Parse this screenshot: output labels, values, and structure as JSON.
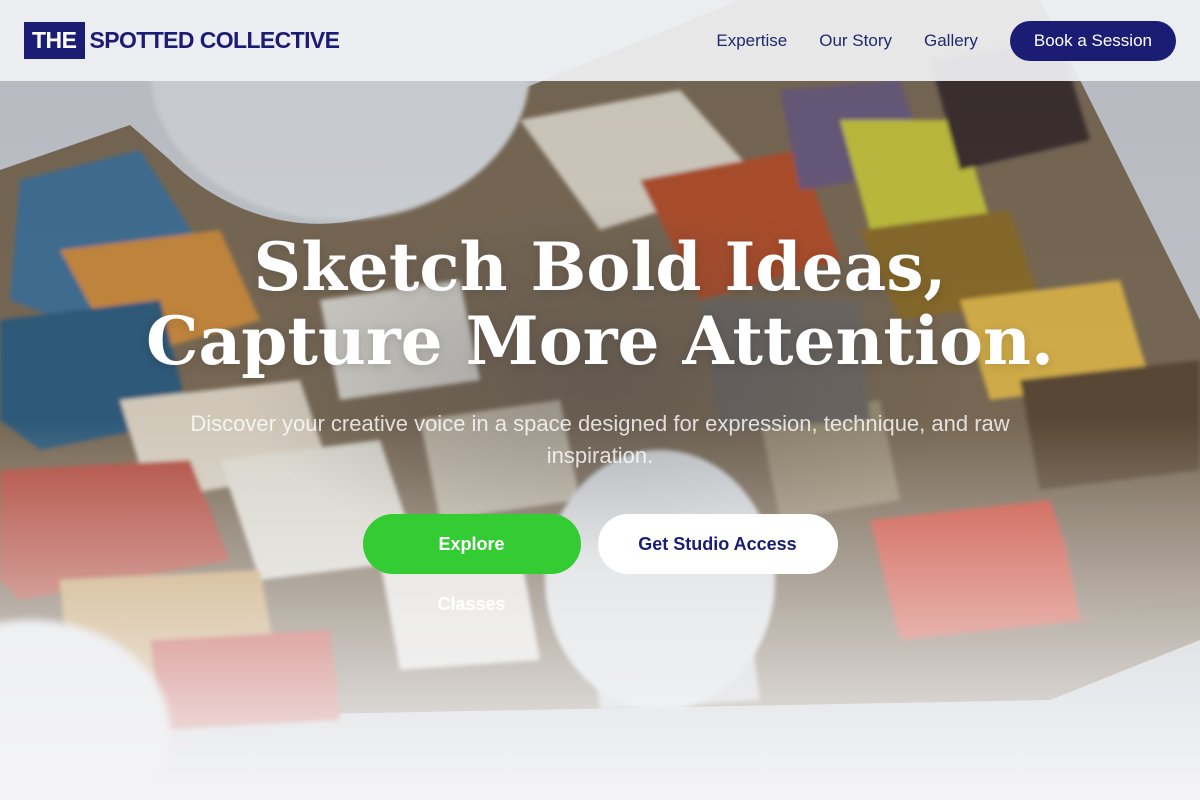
{
  "nav": {
    "brand_box": "THE",
    "brand_text": "SPOTTED COLLECTIVE",
    "links": [
      "Expertise",
      "Our Story",
      "Gallery"
    ],
    "cta": "Book a Session"
  },
  "hero": {
    "headline_line1": "Sketch Bold Ideas,",
    "headline_line2": "Capture More Attention.",
    "subtitle": "Discover your creative voice in a space designed for expression, technique, and raw inspiration.",
    "primary_cta": "Explore Classes",
    "secondary_cta": "Get Studio Access"
  },
  "colors": {
    "brand_navy": "#1b1c73",
    "accent_green": "#33cc33",
    "white": "#ffffff"
  }
}
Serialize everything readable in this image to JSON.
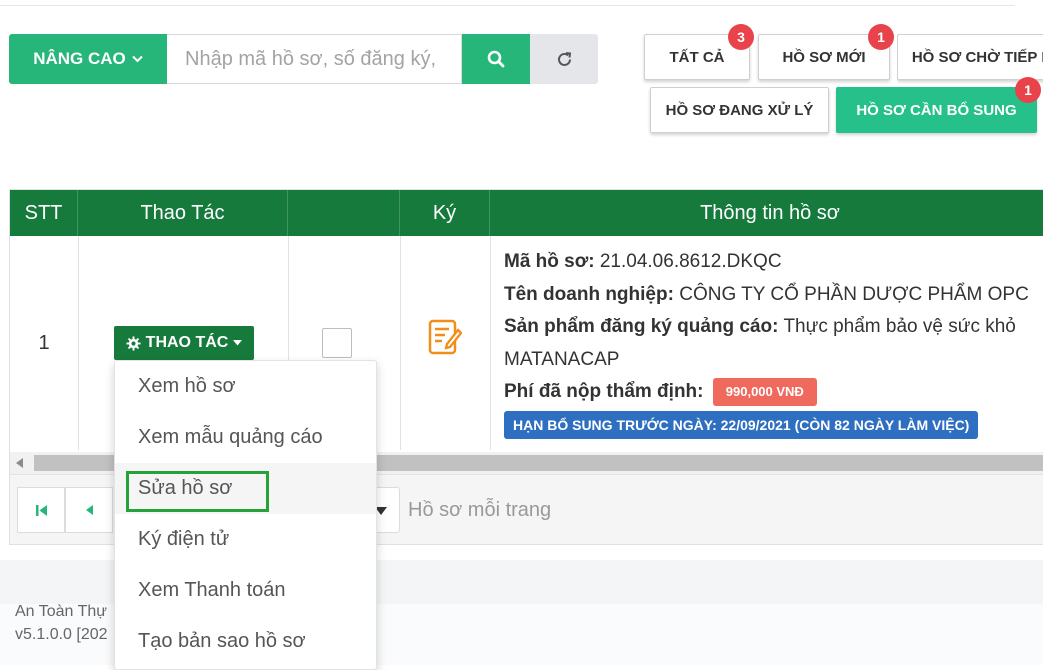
{
  "search": {
    "advanced_label": "NÂNG CAO",
    "placeholder": "Nhập mã hồ sơ, số đăng ký,"
  },
  "icons": {
    "advanced_chevron": "chevron-down-icon",
    "search": "search-icon",
    "refresh": "refresh-icon",
    "gear": "gear-icon",
    "sign": "pencil-document-icon",
    "first_page": "first-page-icon",
    "prev_page": "prev-page-icon",
    "select_caret": "caret-down-icon"
  },
  "filters": [
    {
      "label": "TẤT CẢ",
      "count": "3"
    },
    {
      "label": "HỒ SƠ MỚI",
      "count": "1"
    },
    {
      "label": "HỒ SƠ CHỜ TIẾP N"
    },
    {
      "label": "HỒ SƠ ĐANG XỬ LÝ"
    },
    {
      "label": "HỒ SƠ CẦN BỔ SUNG",
      "count": "1"
    }
  ],
  "table": {
    "headers": [
      "STT",
      "Thao Tác",
      "",
      "Ký",
      "Thông tin hồ sơ"
    ],
    "rows": [
      {
        "stt": "1",
        "action_label": "THAO TÁC",
        "ma_label": "Mã hồ sơ:",
        "ma_value": "21.04.06.8612.DKQC",
        "dn_label": "Tên doanh nghiệp:",
        "dn_value": "CÔNG TY CỔ PHẦN DƯỢC PHẨM OPC",
        "sp_label": "Sản phẩm đăng ký quảng cáo:",
        "sp_value": "Thực phẩm bảo vệ sức khỏ",
        "sp_value2": "MATANACAP",
        "fee_label": "Phí đã nộp thẩm định:",
        "fee_value": "990,000 VNĐ",
        "deadline": "HẠN BỔ SUNG TRƯỚC NGÀY: 22/09/2021 (CÒN 82 NGÀY LÀM VIỆC)"
      }
    ]
  },
  "pager": {
    "per_page_label": "Hồ sơ mỗi trang"
  },
  "footer": {
    "line1": "An Toàn Thự",
    "line2": "v5.1.0.0 [202"
  },
  "dropdown": {
    "items": [
      "Xem hồ sơ",
      "Xem mẫu quảng cáo",
      "Sửa hồ sơ",
      "Ký điện tử",
      "Xem Thanh toán",
      "Tạo bản sao hồ sơ"
    ]
  },
  "colors": {
    "primary_green": "#26b67a",
    "header_green": "#167a3d",
    "badge_red": "#e8434b",
    "fee_red": "#ef6a5c",
    "deadline_blue": "#2f6fc1",
    "highlight_green": "#25a33a"
  }
}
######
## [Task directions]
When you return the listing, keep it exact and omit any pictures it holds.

## [Exercise response]
Parse this screenshot: output labels, values, and structure as JSON.
{
  "nav": {
    "brand_box": "THE",
    "brand_text": "SPOTTED COLLECTIVE",
    "links": [
      "Expertise",
      "Our Story",
      "Gallery"
    ],
    "cta": "Book a Session"
  },
  "hero": {
    "headline_line1": "Sketch Bold Ideas,",
    "headline_line2": "Capture More Attention.",
    "subtitle": "Discover your creative voice in a space designed for expression, technique, and raw inspiration.",
    "primary_cta": "Explore Classes",
    "secondary_cta": "Get Studio Access"
  },
  "colors": {
    "brand_navy": "#1b1c73",
    "accent_green": "#33cc33",
    "white": "#ffffff"
  }
}
Serialize everything readable in this image to JSON.
{
  "search": {
    "advanced_label": "NÂNG CAO",
    "placeholder": "Nhập mã hồ sơ, số đăng ký,"
  },
  "icons": {
    "advanced_chevron": "chevron-down-icon",
    "search": "search-icon",
    "refresh": "refresh-icon",
    "gear": "gear-icon",
    "sign": "pencil-document-icon",
    "first_page": "first-page-icon",
    "prev_page": "prev-page-icon",
    "select_caret": "caret-down-icon"
  },
  "filters": [
    {
      "label": "TẤT CẢ",
      "count": "3"
    },
    {
      "label": "HỒ SƠ MỚI",
      "count": "1"
    },
    {
      "label": "HỒ SƠ CHỜ TIẾP N"
    },
    {
      "label": "HỒ SƠ ĐANG XỬ LÝ"
    },
    {
      "label": "HỒ SƠ CẦN BỔ SUNG",
      "count": "1"
    }
  ],
  "table": {
    "headers": [
      "STT",
      "Thao Tác",
      "",
      "Ký",
      "Thông tin hồ sơ"
    ],
    "rows": [
      {
        "stt": "1",
        "action_label": "THAO TÁC",
        "ma_label": "Mã hồ sơ:",
        "ma_value": "21.04.06.8612.DKQC",
        "dn_label": "Tên doanh nghiệp:",
        "dn_value": "CÔNG TY CỔ PHẦN DƯỢC PHẨM OPC",
        "sp_label": "Sản phẩm đăng ký quảng cáo:",
        "sp_value": "Thực phẩm bảo vệ sức khỏ",
        "sp_value2": "MATANACAP",
        "fee_label": "Phí đã nộp thẩm định:",
        "fee_value": "990,000 VNĐ",
        "deadline": "HẠN BỔ SUNG TRƯỚC NGÀY: 22/09/2021 (CÒN 82 NGÀY LÀM VIỆC)"
      }
    ]
  },
  "pager": {
    "per_page_label": "Hồ sơ mỗi trang"
  },
  "footer": {
    "line1": "An Toàn Thự",
    "line2": "v5.1.0.0 [202"
  },
  "dropdown": {
    "items": [
      "Xem hồ sơ",
      "Xem mẫu quảng cáo",
      "Sửa hồ sơ",
      "Ký điện tử",
      "Xem Thanh toán",
      "Tạo bản sao hồ sơ"
    ]
  },
  "colors": {
    "primary_green": "#26b67a",
    "header_green": "#167a3d",
    "badge_red": "#e8434b",
    "fee_red": "#ef6a5c",
    "deadline_blue": "#2f6fc1",
    "highlight_green": "#25a33a"
  }
}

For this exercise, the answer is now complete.